You may find, as we did, that the default settings aren’t quite right and don’t dispense the right volume of coffee (around 30ml for a single and 60ml for a double). This is down to a range of factors including the grind, beans and tamp. However, to compensate, you can hit the programme button and set your own default one and two-cup pours.
Even better, is the completely manual option, where you hold down the one- or two-cup button to start pre-infusion (around seven seconds should be right), and then let go to let the machine free pour, hitting the button again to finish pouring (20 to 30 seconds is right for an espresso). This option gives you complete control over each and every shot and allows you to make longer drinks, such as a cafe crema.
Although the Barista Express requires a bit of experimentation to get everything right, we have to say that the results are worth it, with a rich and dark shot of espresso, and oily, thick crema our reward. Taste was excellent, too, with the full-bodied richness of our beans coming through. Our one minor complaint, was that the coffee was a little warm at 71˚C (closer to 65˚C is about right), and there’s no temperature control.
Sage the Barista Express review: Milk frothing
If you want to start making milk drinks, you can use the provided milk jug and steamer want to get frothing. All you have to do is insert the steamer wand into the milk and then turn the dial on the side to the steam setting. As the Barista Express is a single-boiler machine, it first has to increase the boiler’s temperature to make steam. This takes a little while for the machine to heat, and then the steam takes a while to really build up and start swirling and frothing the milk. There’s no control over steam flow, via a tap, so you’ve got to go with the output the machine provides.
Fortunately, even with these limitations, we managed to get soft, textured milk ready for our latte. Once you turn off the steam mode, the Barista Express automatically vents itself, as it cools to espresso temperature. We were pleased with the overall quality of our latte, both in looks and taste.
Sage the Barista Express review: Grinding
Although the Barista Express can be set to produce a coarse grind that would suit a french press or filter machine, the grinder can only be operated by pressing the group head in. We’d have liked to have seen a dedicated button to let us grind into any container, so that we could also use the grinder for different coffee machines: we like to use a filter machine if we’ve got a lot of people around.
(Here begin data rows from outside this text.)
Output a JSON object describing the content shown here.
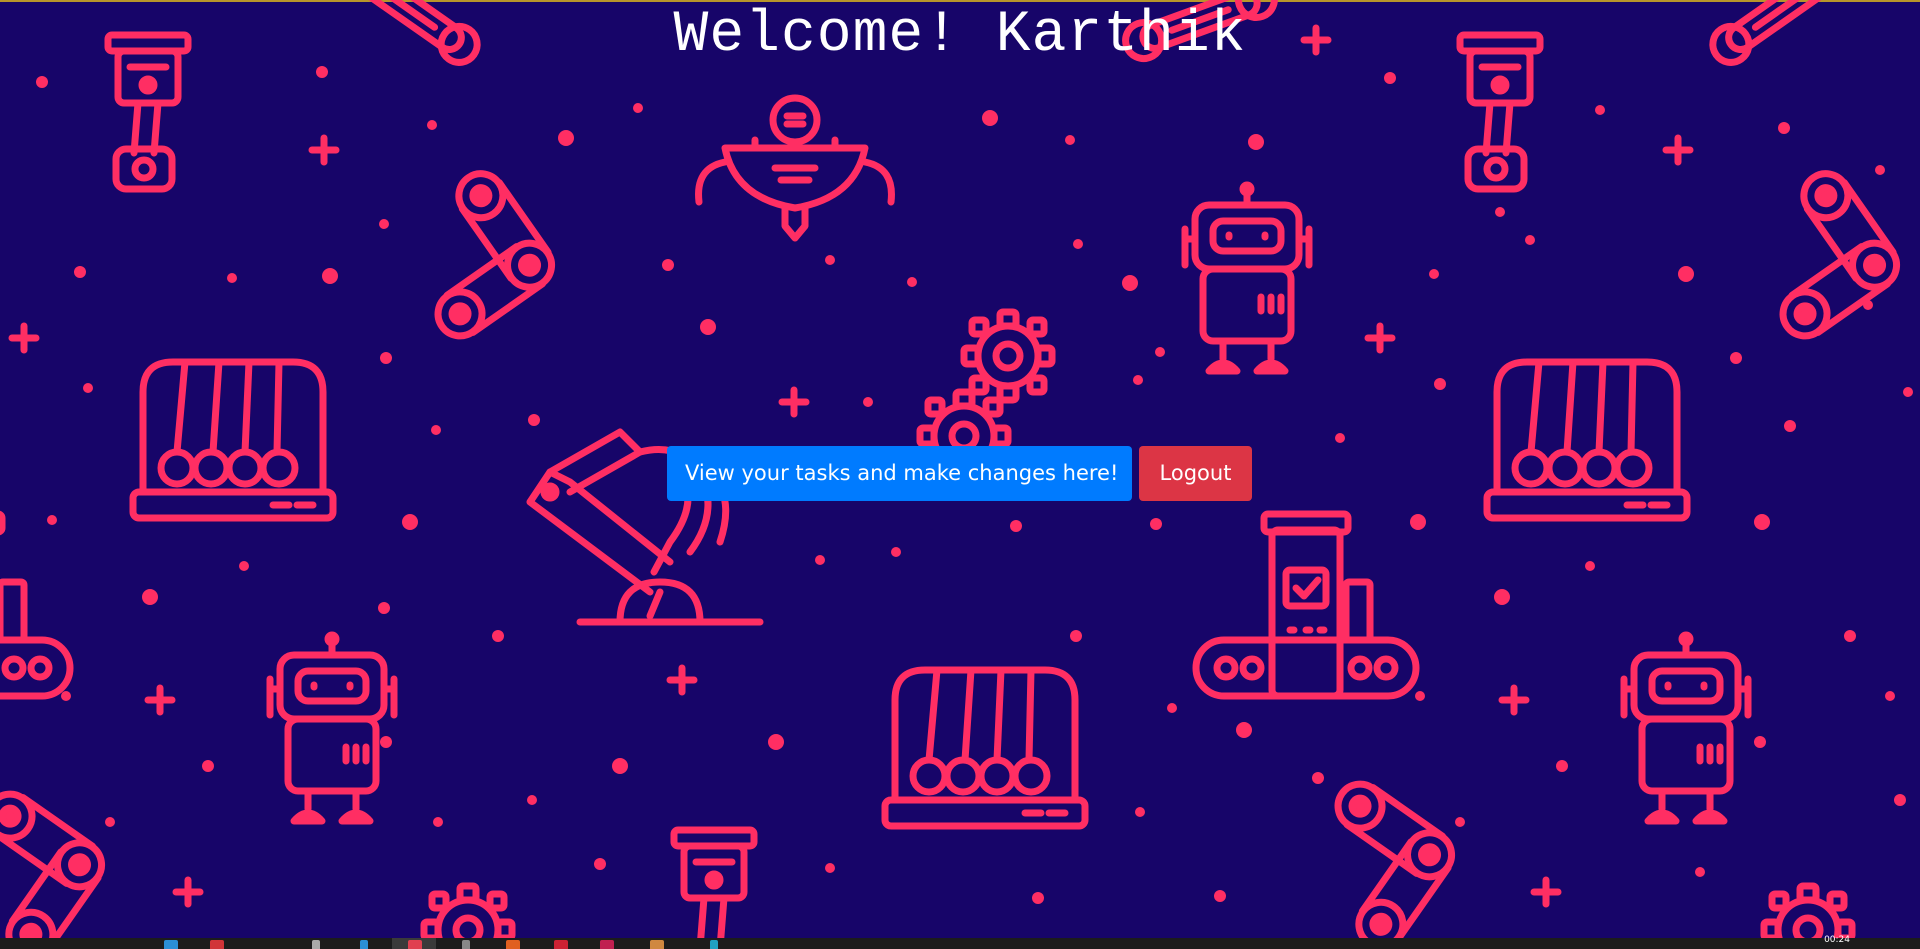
{
  "page": {
    "welcome_text": "Welcome! Karthik"
  },
  "actions": {
    "view_tasks_label": "View your tasks and make changes here!",
    "logout_label": "Logout"
  },
  "taskbar": {
    "clock": "00:24"
  },
  "colors": {
    "background": "#170569",
    "pattern": "#ff2e63",
    "primary_button": "#007bff",
    "danger_button": "#dc3545",
    "text": "#ffffff"
  },
  "background_icons": [
    "piston-icon",
    "robot-icon",
    "chain-link-icon",
    "newtons-cradle-icon",
    "gear-icon",
    "robotic-arm-icon",
    "conveyor-belt-icon",
    "wrench-icon",
    "plus-icon",
    "dot-icon"
  ]
}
It’s a minor complaint, but one worth bearing in mind if you also use a filter machine.
Sage the Barista Express review: Maintenance
There’s little in the way of maintenance on this machine, bar the usual requirement to clean it regularly (there’s a dedicated cleaning filter that accepts cleaning tablets), and descaling it occasionally. While neither job is tricky, the clear manual explains how to do everything. You also get a pin for cleaning the steaming wand, which you can store with all of your other cleaning paraphernalia in the storage box that you access by pulling out the drip tray at the front.
Sage the Barista Express review: Verdict
The Barista Express is a chunk more expensive than most single-boiler manual espresso machines, there are two things that help justify the price: it has a built-in burr grinder and it gives you a lot more manual control than cheaper machines. The results speak for themselves, with excellent espresso and brilliantly textured milk. The grinder’s a little inflexible in that you can’t use it easily with other machines, but if that’s not a concern, this all-in-one package is a great choice. If this machine isn’t quite what you’re looking for, our best coffee machine article will have something that is.
|Maximum mug height||100mm|
|Cup warmer||Yes (steamer wand)|
|Milk frothing||Yes (steamer wand)|
|Number of boilers||One|
|Coffee type||Ground (integrated grinder)|